Retirement Benefits

For many families, a pension is the largest asset after the family home. Retirement benefits accumulated during the marriage are subject to division in a divorce. Retirement benefits that were earned before the marriage or that will be earned after the marriage are not subject to division.

Many divorcing spouses agree to divide the pension between them. If you cannot agree on how to divide the pension, the court will step in. Many courts prefer to give full rights to a pension to the party who earned it, as long as the other party will have a sufficient amount of income and property from other sources. However, the court is likely to divide rights to the pension if it is one spouse’s primary source of income, even if he or she did not earn it. The court can divide the pension between the spouses by percentage―for example, 60 percent for one spouse and 40 percent for the other―or by giving a fixed cash amount to one spouse with the remainder going to the other spouse.

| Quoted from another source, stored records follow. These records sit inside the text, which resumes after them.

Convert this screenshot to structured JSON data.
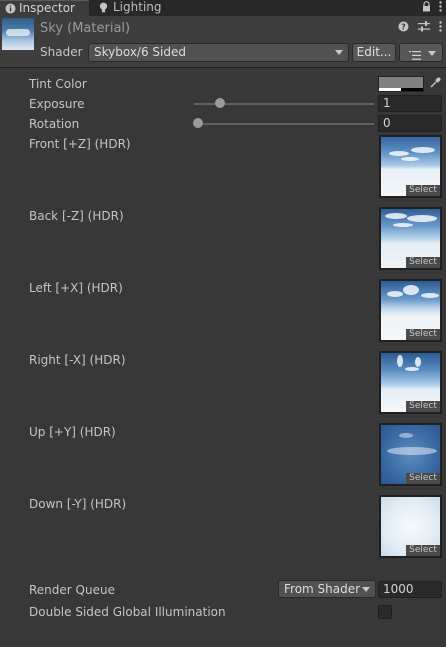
{
  "tabs": [
    {
      "label": "Inspector",
      "icon": "info-icon",
      "active": true
    },
    {
      "label": "Lighting",
      "icon": "lightbulb-icon",
      "active": false
    }
  ],
  "tabbar_icons": [
    "lock-icon",
    "kebab-menu-icon"
  ],
  "header": {
    "title": "Sky (Material)",
    "icons": [
      "help-icon",
      "preset-sliders-icon",
      "kebab-menu-icon"
    ],
    "shader_label": "Shader",
    "shader_value": "Skybox/6 Sided",
    "edit_label": "Edit...",
    "options_icon": "list-icon"
  },
  "properties": {
    "tint_color": {
      "label": "Tint Color",
      "color": "#808080"
    },
    "exposure": {
      "label": "Exposure",
      "value": "1"
    },
    "rotation": {
      "label": "Rotation",
      "value": "0"
    }
  },
  "textures": [
    {
      "label": "Front [+Z]   (HDR)",
      "select": "Select"
    },
    {
      "label": "Back [-Z]   (HDR)",
      "select": "Select"
    },
    {
      "label": "Left [+X]   (HDR)",
      "select": "Select"
    },
    {
      "label": "Right [-X]   (HDR)",
      "select": "Select"
    },
    {
      "label": "Up [+Y]   (HDR)",
      "select": "Select"
    },
    {
      "label": "Down [-Y]   (HDR)",
      "select": "Select"
    }
  ],
  "render_queue": {
    "label": "Render Queue",
    "mode": "From Shader",
    "value": "1000"
  },
  "double_sided_gi": {
    "label": "Double Sided Global Illumination",
    "checked": false
  },
  "colors": {
    "panel": "#383838",
    "tabbar": "#282828",
    "text": "#c4c4c4"
  }
}
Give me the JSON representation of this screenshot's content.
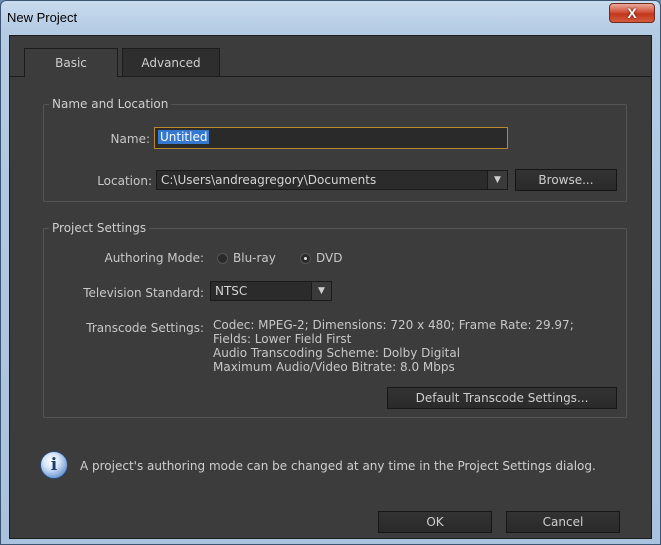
{
  "window": {
    "title": "New Project",
    "close_label": "X"
  },
  "tabs": [
    {
      "label": "Basic",
      "active": true
    },
    {
      "label": "Advanced",
      "active": false
    }
  ],
  "name_location": {
    "group_label": "Name and Location",
    "name_label": "Name:",
    "name_value": "Untitled",
    "location_label": "Location:",
    "location_value": "C:\\Users\\andreagregory\\Documents",
    "browse_label": "Browse..."
  },
  "project_settings": {
    "group_label": "Project Settings",
    "authoring_mode_label": "Authoring Mode:",
    "authoring_options": [
      {
        "label": "Blu-ray",
        "checked": false
      },
      {
        "label": "DVD",
        "checked": true
      }
    ],
    "tv_standard_label": "Television Standard:",
    "tv_standard_value": "NTSC",
    "transcode_label": "Transcode Settings:",
    "transcode_lines": [
      "Codec: MPEG-2; Dimensions: 720 x 480; Frame Rate: 29.97;",
      "Fields: Lower Field First",
      "Audio Transcoding Scheme: Dolby Digital",
      "Maximum Audio/Video Bitrate: 8.0 Mbps"
    ],
    "default_transcode_label": "Default Transcode Settings..."
  },
  "info": {
    "icon": "info-icon",
    "message": "A project's authoring mode can be changed at any time in the Project Settings dialog."
  },
  "footer": {
    "ok_label": "OK",
    "cancel_label": "Cancel"
  }
}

Federal law regulates the division of pensions. Specifically, the law allows a court to make orders called qualified domestic relations orders (QDROs). These orders require the administrator of a pension plan to send pension checks not only to the worker, but also to the worker’s former spouse. Most plans by private employers honor QDRO’s but some military and governmental plans allow for marital division of retirement benefits under different rules and procedures. To find out how marital distribution is available under your or your spouses’ plan, contact the plan administrator.

Social Security

Although Social Security retirement benefits are not property and are not subject to division in a divorce, they are income and deserve consideration when a couple divorces. If you are divorced after at least 10 years of marriage, you can collect retirement benefits on your former spouse’s Social Security record if you are:

  • at least age 62,
  • unmarried,
  • not entitled to other benefits―for example, retirement or disability benefits―that exceed one-half the wage earner’s primary benefit amount, and
  • your former spouse is entitled to or receiving benefits.

Because the age at which you or your former spouse retires can have a significant impact on your social security benefits, you may want to try to reach an agreement about the age at which one or both of you can retire. For example, although retirement benefits are available at age 62, the amount received at this age will be less than that payable at full retirement age. To find your full retirement age, visit

Health Care Planning

When going through a divorce, it is important to address health care planning―health insurance and medical bills may be among your most significant expenses. When a couple divorces, the family health insurance policy, if any, will no longer cover both spouses. The policy will only cover the spouse who purchased the policy or who acquired the insurance through work. Children covered under a family policy generally will still be covered after a divorce.

However, a federal law passed in 1986―the Consolidated Omnibus Budget Reconciliation Act, also known as COBRA―requires most employer-sponsored group health plans to offer divorced spouses of covered workers continued coverage at group rates for eighteen months after a divorce, and up to thirty-six months in some circumstances. The worker’s divorced spouse must pay for the coverage. If you wish to take advantage of COBRA, you should act as soon as the divorce is final. You should contact the human resources or personnel department of the covered worker’s employer to learn what steps you must take. Generally, you must act within sixty days after the divorce decree becomes final; continued coverage is not automatic.

Other Steps to Take

Often people are so caught up in the process of divorce that they forget about other aspects of health care and financial planning, including wills, trusts, powers of attorney, and health care advance directives.

It is crucial to revise these documents if you get divorced. In particular, you should be sure to change your will, any trusts that designate your former spouse as a beneficiary or trustee, health care planning documents, and life insurance policies that name your former spouse as a beneficiary. If you have a lawyer assisting you with your divorce, he or she may be able to help you do this.

(Spring 2006)